“The arts – music, fiction, poetry – can be terrific alternate ways of conveying important psychological phenomena, concepts, stories, [and] cases,” Moreno said.
While currently on a six-month leave, Moreno, whose artist name is JK Moreno, has been working on his second album “He Smokes With God,” which includes songs inspired by his interactions with patients from his work in psychology and psychotherapy.
In September, Moreno went to Nashville, Tennessee where he recorded eight of the 12 songs to be on the album. He has been working on the album with recording studio Robbo Music, based in Morro Bay. The songs feature the violin, pedal-steel guitar, mandolin and more, played by multiple studio musicians.
One of these singles he worked on, titled “He Smokes With God,” is based on a patient from a pro bono group Moreno led with Transitions Mental Health Association for people with severe mental illnesses.
“This guy comes in and joins the group, doesn’t say much, and comes back the next week and doesn’t say much,” Moreno said. “And finally the group starts to get curious about him.”
The patient, referred to as John for privacy reasons, told the group that he doesn’t take medication and doesn’t have any problems, which Moreno said the other patients didn’t believe. Moreno continued to ask questions and wanted to know how John was doing so well.

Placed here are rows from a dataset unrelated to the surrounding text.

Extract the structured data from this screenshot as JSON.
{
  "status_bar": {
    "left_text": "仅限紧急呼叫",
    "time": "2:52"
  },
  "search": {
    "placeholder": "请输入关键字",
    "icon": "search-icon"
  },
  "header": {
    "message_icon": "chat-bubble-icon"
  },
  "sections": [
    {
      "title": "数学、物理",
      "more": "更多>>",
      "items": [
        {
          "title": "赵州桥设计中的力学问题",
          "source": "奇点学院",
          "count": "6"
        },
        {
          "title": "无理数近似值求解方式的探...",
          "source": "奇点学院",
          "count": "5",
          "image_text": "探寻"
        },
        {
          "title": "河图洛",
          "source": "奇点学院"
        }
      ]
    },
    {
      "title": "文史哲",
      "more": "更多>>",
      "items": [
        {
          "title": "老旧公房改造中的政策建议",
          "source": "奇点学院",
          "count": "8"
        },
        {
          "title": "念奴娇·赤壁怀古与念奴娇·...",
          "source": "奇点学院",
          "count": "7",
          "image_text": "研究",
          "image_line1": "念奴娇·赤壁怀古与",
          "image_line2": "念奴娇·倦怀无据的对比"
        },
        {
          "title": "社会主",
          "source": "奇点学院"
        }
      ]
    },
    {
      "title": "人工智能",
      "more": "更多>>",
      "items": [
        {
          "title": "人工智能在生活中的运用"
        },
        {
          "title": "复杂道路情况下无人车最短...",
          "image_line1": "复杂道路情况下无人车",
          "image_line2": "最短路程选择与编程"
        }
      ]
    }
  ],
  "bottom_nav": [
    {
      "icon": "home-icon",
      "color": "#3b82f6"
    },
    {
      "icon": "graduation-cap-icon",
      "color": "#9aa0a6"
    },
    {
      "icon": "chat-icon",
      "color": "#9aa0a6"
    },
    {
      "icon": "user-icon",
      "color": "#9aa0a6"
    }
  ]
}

“Every day at the end of the day, I go to the creek and pull up a bench, and I smoke with God,” John told the group, Moreno said.

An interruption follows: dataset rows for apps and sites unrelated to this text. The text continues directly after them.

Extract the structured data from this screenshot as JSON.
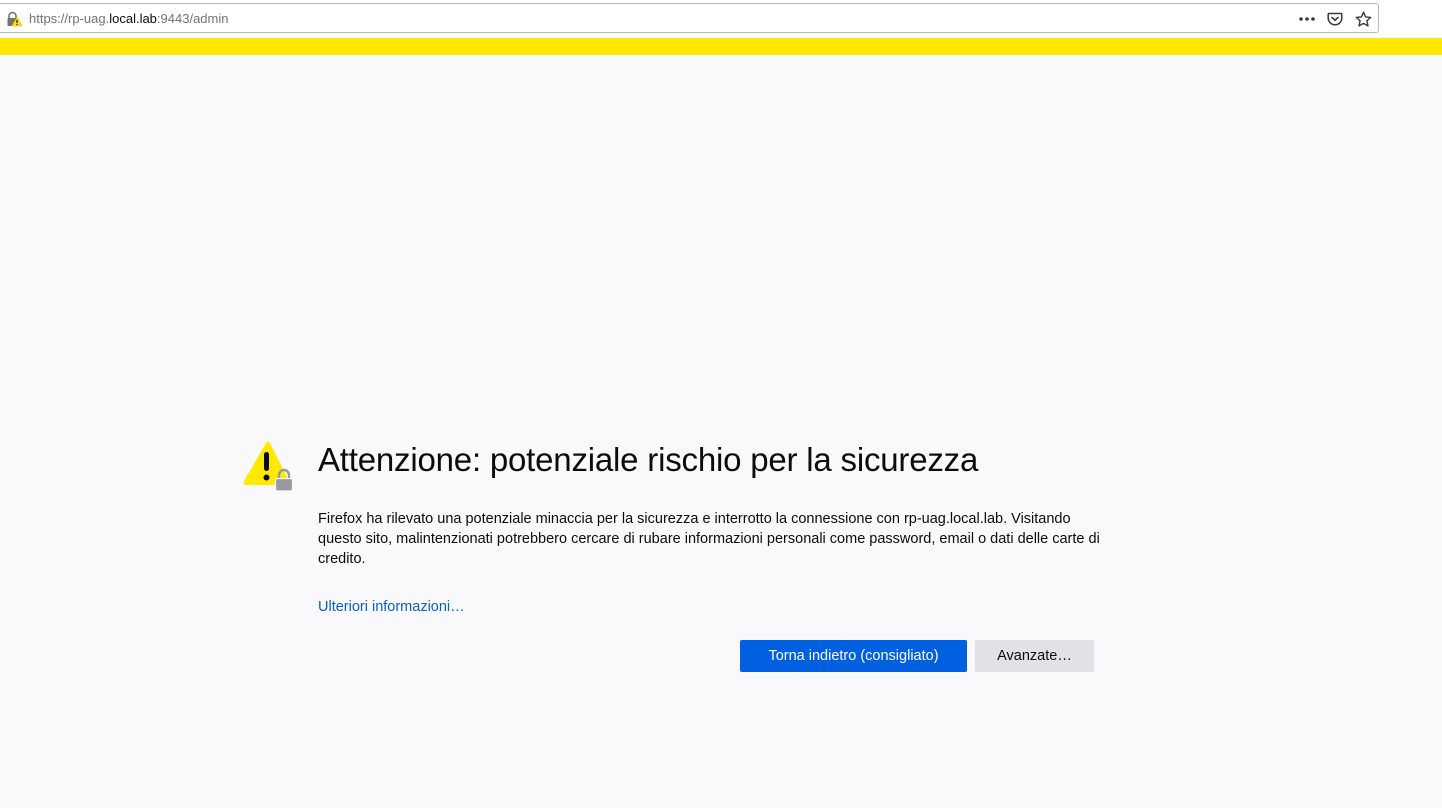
{
  "browser": {
    "url_prefix": "https://rp-uag.",
    "url_host": "local.lab",
    "url_suffix": ":9443/admin",
    "icons": {
      "security": "warning-lock-icon",
      "page_actions": "more-dots-icon",
      "pocket": "pocket-icon",
      "bookmark": "star-icon"
    }
  },
  "colors": {
    "warning_bar": "#ffe900",
    "primary_button": "#0060df",
    "link": "#0a5fc8",
    "page_background": "#f9f9fb"
  },
  "error_page": {
    "icon": "warning-triangle-lock-icon",
    "title": "Attenzione: potenziale rischio per la sicurezza",
    "description": "Firefox ha rilevato una potenziale minaccia per la sicurezza e interrotto la connessione con rp-uag.local.lab. Visitando questo sito, malintenzionati potrebbero cercare di rubare informazioni personali come password, email o dati delle carte di credito.",
    "learn_more": "Ulteriori informazioni…",
    "go_back_button": "Torna indietro (consigliato)",
    "advanced_button": "Avanzate…"
  }
}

Moreno continued to ask John about his time with God which instigated a conversation filled with laughter within the group.
“It was a really sweet moment where, just because someone’s psychotic doesn’t mean they’re violent,” Moreno said. “Who am I to tell him he’s delusional?”
This experience, as well as others he’s had in psychotherapy, have inspired Moreno’s work as a singer-songwriter. Similar to “He Smokes With God,” the singles “Sick With Thought,” “Moodswing” and “Pitchfork Princess” are also written in reference to mental illnesses and psychology. Some of the songs that are also featured on the album are called “Six Thousand Places,” “There’s A Place For You” and “Don’t Wear Black For Me” which are based on stories from his own life, his relationships and the lives of others. “Don’t Wear Black For Me” is about Johnny Cash, a musician who inspires some of Moreno’s music.
This album wasn’t Moreno’s first time using a creative outlet to share stories from his work as a psychotherapist; in August 2020, Moreno released his first album, Elsinore, “which of course was a terrible time to release an album because I couldn’t promote it,” Moreno said.
In 2015, he published a psychological suspense novel titled “A Duty to Betray” about a “psychologist tossed into a wicked, legal, ethical, moral dilemma when a patient he’s treating refuses to tell his lovers that he has the HIV virus,” Moreno said. This novel took Moreno a total of 19 years to complete, from when he started writing to when it was published.
More recently, Moreno started writing a second novel called “Reality Testing,” which he is hoping to finish working on and publish after he wraps up his work on “He Smokes With God.”
Moreno said that “He Smokes With God” doesn’t have a set release date, but that he might be able to release it as early as June on Spotify and Apple Music.